• WORK TASK:
Return an exact copy of the entries, skipping any picture you find.

*****

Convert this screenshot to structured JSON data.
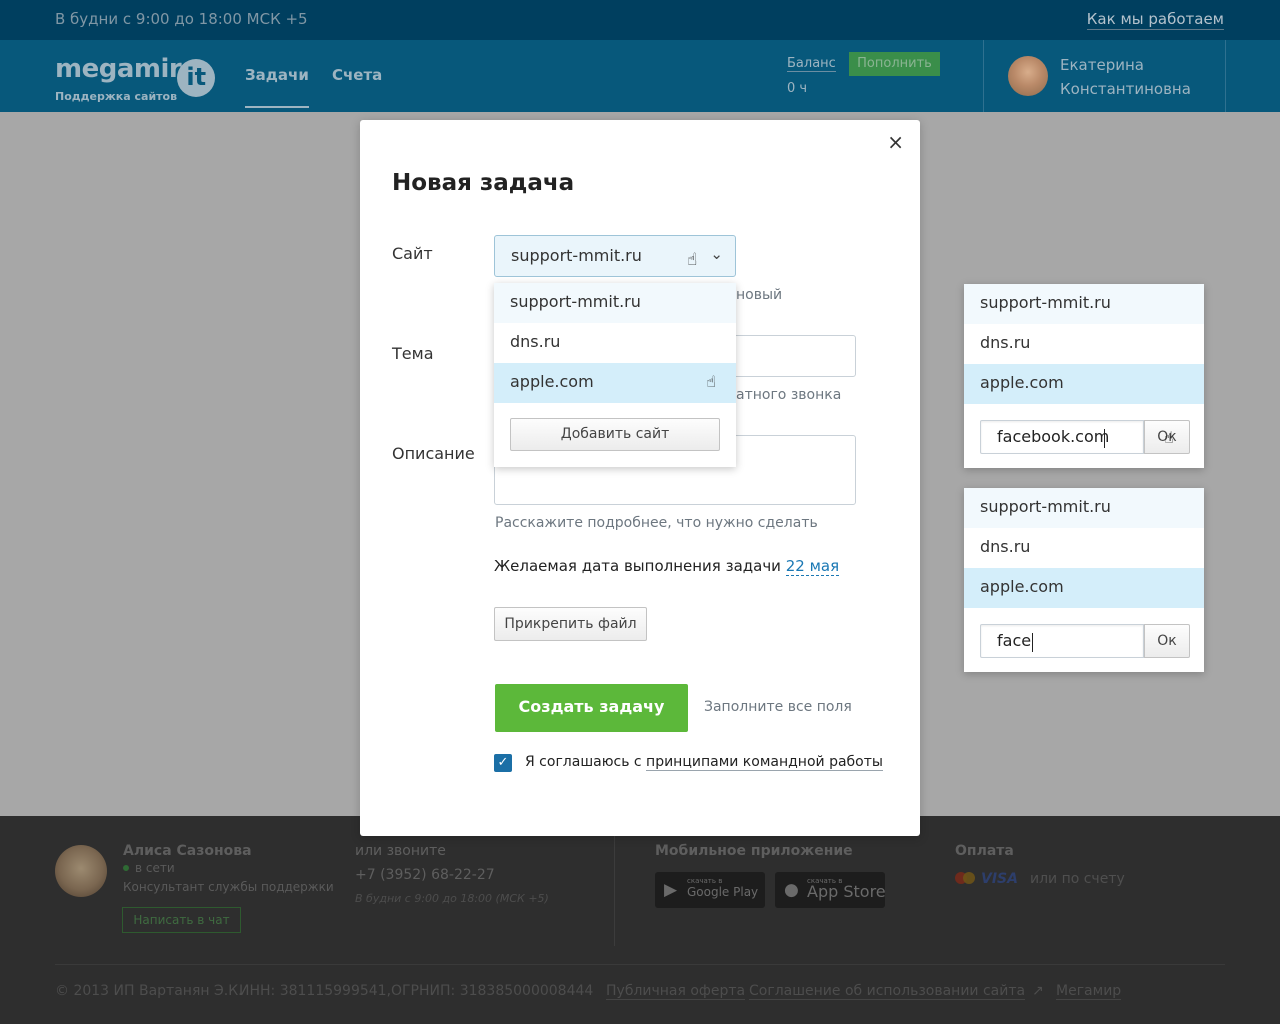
{
  "topbar": {
    "hours": "В будни с 9:00 до 18:00 МСК +5",
    "how_link": "Как мы работаем"
  },
  "header": {
    "logo_word": "megamir",
    "logo_it": "it",
    "logo_sub": "Поддержка сайтов",
    "tabs": [
      {
        "label": "Задачи",
        "active": true
      },
      {
        "label": "Счета",
        "active": false
      }
    ],
    "balance_label": "Баланс",
    "balance_value": "0 ч",
    "topup_label": "Пополнить",
    "user_first": "Екатерина",
    "user_last": "Константиновна"
  },
  "modal": {
    "close_glyph": "×",
    "title": "Новая задача",
    "site_label": "Сайт",
    "site_value": "support-mmit.ru",
    "site_helper_fragment": "новый",
    "topic_label": "Тема",
    "topic_helper_fragment": "атного звонка",
    "desc_label": "Описание",
    "desc_helper": "Расскажите подробнее, что нужно сделать",
    "date_prefix": "Желаемая дата выполнения задачи",
    "date_value": "22 мая",
    "attach_label": "Прикрепить файл",
    "create_label": "Создать задачу",
    "fill_all": "Заполните все поля",
    "agree_prefix": "Я соглашаюсь с",
    "agree_link": "принципами командной работы",
    "agree_checked": true
  },
  "dropdown": {
    "items": [
      "support-mmit.ru",
      "dns.ru",
      "apple.com"
    ],
    "add_label": "Добавить сайт",
    "hover_index": 2
  },
  "panel1": {
    "items": [
      "support-mmit.ru",
      "dns.ru",
      "apple.com"
    ],
    "input_value": "facebook.com",
    "ok_label": "Ок"
  },
  "panel2": {
    "items": [
      "support-mmit.ru",
      "dns.ru",
      "apple.com"
    ],
    "input_value": "face",
    "ok_label": "Ок"
  },
  "footer": {
    "agent_name": "Алиса Сазонова",
    "agent_status": "в сети",
    "agent_role": "Консультант службы поддержки",
    "chat_label": "Написать в чат",
    "call_title": "или звоните",
    "phone": "+7 (3952) 68-22-27",
    "call_hours": "В будни с 9:00 до 18:00 (МСК +5)",
    "mobile_title": "Мобильное приложение",
    "google_small": "скачать в",
    "google_big": "Google Play",
    "apple_small": "скачать в",
    "apple_big": "App Store",
    "payment_title": "Оплата",
    "visa": "VISA",
    "payment_invoice": "или по счету",
    "copyright": "© 2013 ИП Вартанян Э.К.",
    "inn": "ИНН: 381115999541,",
    "ogrnip": "ОГРНИП: 318385000008444",
    "offer": "Публичная оферта",
    "agreement": "Соглашение об использовании сайта",
    "megamir": "Мегамир"
  },
  "colors": {
    "header_bg": "#07587b",
    "topbar_bg": "#003f5f",
    "accent_green": "#5cb83a",
    "link_blue": "#1a78b4",
    "hover_blue": "#d4eefa"
  }
}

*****

• REPLY:
Convert this screenshot to structured JSON data.
{
  "topbar": {
    "hours": "В будни с 9:00 до 18:00 МСК +5",
    "how_link": "Как мы работаем"
  },
  "header": {
    "logo_word": "megamir",
    "logo_it": "it",
    "logo_sub": "Поддержка сайтов",
    "tabs": [
      {
        "label": "Задачи",
        "active": true
      },
      {
        "label": "Счета",
        "active": false
      }
    ],
    "balance_label": "Баланс",
    "balance_value": "0 ч",
    "topup_label": "Пополнить",
    "user_first": "Екатерина",
    "user_last": "Константиновна"
  },
  "modal": {
    "close_glyph": "×",
    "title": "Новая задача",
    "site_label": "Сайт",
    "site_value": "support-mmit.ru",
    "site_helper_fragment": "новый",
    "topic_label": "Тема",
    "topic_helper_fragment": "атного звонка",
    "desc_label": "Описание",
    "desc_helper": "Расскажите подробнее, что нужно сделать",
    "date_prefix": "Желаемая дата выполнения задачи",
    "date_value": "22 мая",
    "attach_label": "Прикрепить файл",
    "create_label": "Создать задачу",
    "fill_all": "Заполните все поля",
    "agree_prefix": "Я соглашаюсь с",
    "agree_link": "принципами командной работы",
    "agree_checked": true
  },
  "dropdown": {
    "items": [
      "support-mmit.ru",
      "dns.ru",
      "apple.com"
    ],
    "add_label": "Добавить сайт",
    "hover_index": 2
  },
  "panel1": {
    "items": [
      "support-mmit.ru",
      "dns.ru",
      "apple.com"
    ],
    "input_value": "facebook.com",
    "ok_label": "Ок"
  },
  "panel2": {
    "items": [
      "support-mmit.ru",
      "dns.ru",
      "apple.com"
    ],
    "input_value": "face",
    "ok_label": "Ок"
  },
  "footer": {
    "agent_name": "Алиса Сазонова",
    "agent_status": "в сети",
    "agent_role": "Консультант службы поддержки",
    "chat_label": "Написать в чат",
    "call_title": "или звоните",
    "phone": "+7 (3952) 68-22-27",
    "call_hours": "В будни с 9:00 до 18:00 (МСК +5)",
    "mobile_title": "Мобильное приложение",
    "google_small": "скачать в",
    "google_big": "Google Play",
    "apple_small": "скачать в",
    "apple_big": "App Store",
    "payment_title": "Оплата",
    "visa": "VISA",
    "payment_invoice": "или по счету",
    "copyright": "© 2013 ИП Вартанян Э.К.",
    "inn": "ИНН: 381115999541,",
    "ogrnip": "ОГРНИП: 318385000008444",
    "offer": "Публичная оферта",
    "agreement": "Соглашение об использовании сайта",
    "megamir": "Мегамир"
  },
  "colors": {
    "header_bg": "#07587b",
    "topbar_bg": "#003f5f",
    "accent_green": "#5cb83a",
    "link_blue": "#1a78b4",
    "hover_blue": "#d4eefa"
  }
}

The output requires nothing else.